The census report painted a very odd economic picture for South Africa. On the one hand, the report claimed that many key measures of economic progress had improved dramatically since 1996. For example, the census claimed that 70 percent of South African homes had electricity in 2001 compared to only 58 percent in 1996. Similarly, South Africans had better access to education, clean water and other goods.

On the other hand, the census reported that South Africa’s employment rate sits at a whopping 42 percent. The government tried to explain part of that away by explaining that people in agriculture and those working outside the formal economy might have marked themselves as unemployed. Of course if South Africa’s informal economy is that big that’s a major problem in and of itself.


S. Africa grows despite AIDS. The BBC, July 9, 2003.

AIDS Quackery In South Africa

Name a disease and somewhere in the world there are bound to be a group of quacks who think this or that oddball treatment will cure some disease or another. So normally it would not be at all surprising or particularly dismaying that Manto Tshabalala-Msimang believes that people in South Africa can boost their immune systems against AIDS by eating the African sweet potato, hypoxis. Of course what little available evidence there is on hypoxis suggest that, if anything, it is likely to suppress the immune system if eaten in large enough quantities.

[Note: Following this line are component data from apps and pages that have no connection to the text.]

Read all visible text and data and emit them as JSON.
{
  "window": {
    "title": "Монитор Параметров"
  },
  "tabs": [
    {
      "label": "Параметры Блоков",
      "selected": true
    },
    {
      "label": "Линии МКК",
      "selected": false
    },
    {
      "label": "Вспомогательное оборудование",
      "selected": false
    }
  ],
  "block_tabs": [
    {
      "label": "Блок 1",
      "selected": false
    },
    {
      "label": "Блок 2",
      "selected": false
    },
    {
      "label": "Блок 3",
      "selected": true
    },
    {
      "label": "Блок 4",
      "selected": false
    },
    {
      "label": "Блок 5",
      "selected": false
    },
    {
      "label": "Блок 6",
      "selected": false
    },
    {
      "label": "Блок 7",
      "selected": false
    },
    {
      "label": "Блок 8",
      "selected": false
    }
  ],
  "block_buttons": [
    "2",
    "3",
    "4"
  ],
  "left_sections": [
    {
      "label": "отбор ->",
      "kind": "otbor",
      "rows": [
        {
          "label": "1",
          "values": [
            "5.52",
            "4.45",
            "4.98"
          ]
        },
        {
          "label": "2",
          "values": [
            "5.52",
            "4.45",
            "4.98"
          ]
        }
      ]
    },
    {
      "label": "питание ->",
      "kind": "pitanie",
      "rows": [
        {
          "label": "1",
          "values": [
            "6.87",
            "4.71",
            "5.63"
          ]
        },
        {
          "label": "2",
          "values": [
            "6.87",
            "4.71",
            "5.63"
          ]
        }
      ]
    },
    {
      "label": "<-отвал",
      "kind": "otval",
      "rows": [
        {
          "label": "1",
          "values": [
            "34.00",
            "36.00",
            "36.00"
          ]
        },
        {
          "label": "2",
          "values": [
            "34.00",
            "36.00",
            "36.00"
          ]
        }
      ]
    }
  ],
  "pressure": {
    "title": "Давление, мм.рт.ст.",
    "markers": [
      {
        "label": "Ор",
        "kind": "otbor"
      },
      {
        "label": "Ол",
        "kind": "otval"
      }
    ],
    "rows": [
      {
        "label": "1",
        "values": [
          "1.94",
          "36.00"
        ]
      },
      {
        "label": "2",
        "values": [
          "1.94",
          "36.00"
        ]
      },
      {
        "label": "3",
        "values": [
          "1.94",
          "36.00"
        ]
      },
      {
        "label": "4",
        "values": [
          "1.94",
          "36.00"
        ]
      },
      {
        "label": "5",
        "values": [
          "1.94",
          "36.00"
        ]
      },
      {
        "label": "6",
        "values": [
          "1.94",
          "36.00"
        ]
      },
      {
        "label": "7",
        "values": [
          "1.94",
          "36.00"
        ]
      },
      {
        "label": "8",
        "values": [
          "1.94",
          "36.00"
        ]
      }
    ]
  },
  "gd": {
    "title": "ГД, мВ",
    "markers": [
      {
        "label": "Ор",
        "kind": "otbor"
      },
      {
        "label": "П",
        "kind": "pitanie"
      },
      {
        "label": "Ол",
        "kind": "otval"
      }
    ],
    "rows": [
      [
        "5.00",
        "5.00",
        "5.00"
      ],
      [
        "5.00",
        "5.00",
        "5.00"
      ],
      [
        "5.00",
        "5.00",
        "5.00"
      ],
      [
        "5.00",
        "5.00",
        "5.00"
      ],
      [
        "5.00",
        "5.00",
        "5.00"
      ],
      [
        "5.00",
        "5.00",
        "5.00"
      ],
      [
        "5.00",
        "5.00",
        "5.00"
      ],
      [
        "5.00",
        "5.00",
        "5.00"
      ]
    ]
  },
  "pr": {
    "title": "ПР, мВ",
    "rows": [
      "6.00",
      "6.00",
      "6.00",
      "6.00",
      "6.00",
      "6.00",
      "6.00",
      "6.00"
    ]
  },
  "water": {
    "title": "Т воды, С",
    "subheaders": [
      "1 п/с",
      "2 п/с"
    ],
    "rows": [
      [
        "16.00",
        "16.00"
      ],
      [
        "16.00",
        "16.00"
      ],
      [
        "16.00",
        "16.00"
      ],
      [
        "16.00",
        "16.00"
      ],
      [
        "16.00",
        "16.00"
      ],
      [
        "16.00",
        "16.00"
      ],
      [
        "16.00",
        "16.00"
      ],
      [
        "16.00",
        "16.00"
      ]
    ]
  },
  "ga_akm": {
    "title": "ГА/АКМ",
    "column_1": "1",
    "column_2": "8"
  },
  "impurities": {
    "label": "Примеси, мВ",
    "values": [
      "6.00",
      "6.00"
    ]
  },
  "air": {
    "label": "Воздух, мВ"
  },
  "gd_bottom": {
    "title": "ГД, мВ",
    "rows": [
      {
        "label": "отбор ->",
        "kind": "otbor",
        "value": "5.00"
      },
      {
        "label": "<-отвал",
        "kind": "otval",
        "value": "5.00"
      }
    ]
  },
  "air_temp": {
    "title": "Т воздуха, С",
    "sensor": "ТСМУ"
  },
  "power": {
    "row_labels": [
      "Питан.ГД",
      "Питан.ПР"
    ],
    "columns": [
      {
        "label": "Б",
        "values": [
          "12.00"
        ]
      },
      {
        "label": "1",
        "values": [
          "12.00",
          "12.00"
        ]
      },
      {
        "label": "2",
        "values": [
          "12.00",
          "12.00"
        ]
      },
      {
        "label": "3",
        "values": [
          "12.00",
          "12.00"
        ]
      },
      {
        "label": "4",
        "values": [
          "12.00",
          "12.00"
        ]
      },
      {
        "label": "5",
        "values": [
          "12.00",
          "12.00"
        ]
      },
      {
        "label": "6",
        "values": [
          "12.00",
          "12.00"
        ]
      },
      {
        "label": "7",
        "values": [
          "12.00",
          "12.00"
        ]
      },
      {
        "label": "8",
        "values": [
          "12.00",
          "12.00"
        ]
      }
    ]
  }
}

Unfortunately, Manto Tshabalala-Msimang is not just some nutcase quack (though she definitely is that) — she also happens to be the Health Minister of South Africa. That is right, the country with the most AIDS victims in the world also has as its health minister a quack who claims that rather than anti-retroviral drugs, which South Africans really need to do is just eat more sweet potatoes (and garlic and onions).

In a sign of the times, even in the developing world, the opposition Democratic Alliance has set up a web site devoted solely to Manto’s blunders, Fire Manto that is in a weblog-style format (though with annoying Javascript pop-ups for the content). So you can scroll down and see Manto attributing the AIDS epidemic to God in a way that would make Jerry Falwell proud,

It could be a God-given opportunity for moral and spiritual growth, a time to review our assumption about sin and morality.

Manto is so hostile to anti-retroviral drugs that in 2002 she was angered when a multinational mining company urged its subsidiaries to provide anti-retroviral drugs to workers in countries where the government was unable to do so.

This is a woman who is so far gone that at one point she circulated a memorandum to various South African government officials that featured a chapter from a book claiming that AIDS was part of a conspiracy by extraterrestrials.

Bush’s recent pledge of $15 billion to fight AIDS in Africa is a good start, but not if it’s going to end up buying sweet potatoes and helping Manto push this sort of nonsense.

AIDS In Africa

Earlier this month someone in South Africa leaked an unpublished government report on the anti-AIDS drugs. Although the South African government has refused to buy or distribute anti-AIDS drugs due to a host of objections, the leaked report estimated that making anti-AIDS drugs available could save the lives of as many as 1.7 million South Africans over the next seven years.

Although the report was completed in March, the South African government claimed that it was simply a first draft and that it is doing all it can to treat AIDS patients.

In the past, South African government officials have trotted out every excuse from the expense of the drugs to claims that they need to be tested more thoroughly before they could be used in South Africa.

Meanwhile, in a visit to Africa U.S. president George W. Bush promised $15 billion to fight AIDS in Africa which put pressure on European nations to contribute billions as well.

Speaking before the International Aids Society conference, Nelson Mandela said that Bush had “moved the debate from hundreds of millions of dollars to tens of billions of dollars.”


SA Aids deaths report leaked. The BBC, July 14, 2003.

Can Africa handle AIDS drugs? Patrick Jackson, The BBC, July 15, 2003.

Recipe for Disaster. The Star (South Africa), July 17, 2003.

Mandela assails global injustice of AIDS crisis. Sarah Boseley and Rory Carroll, Sydney Morning Herald, July 15, 2003.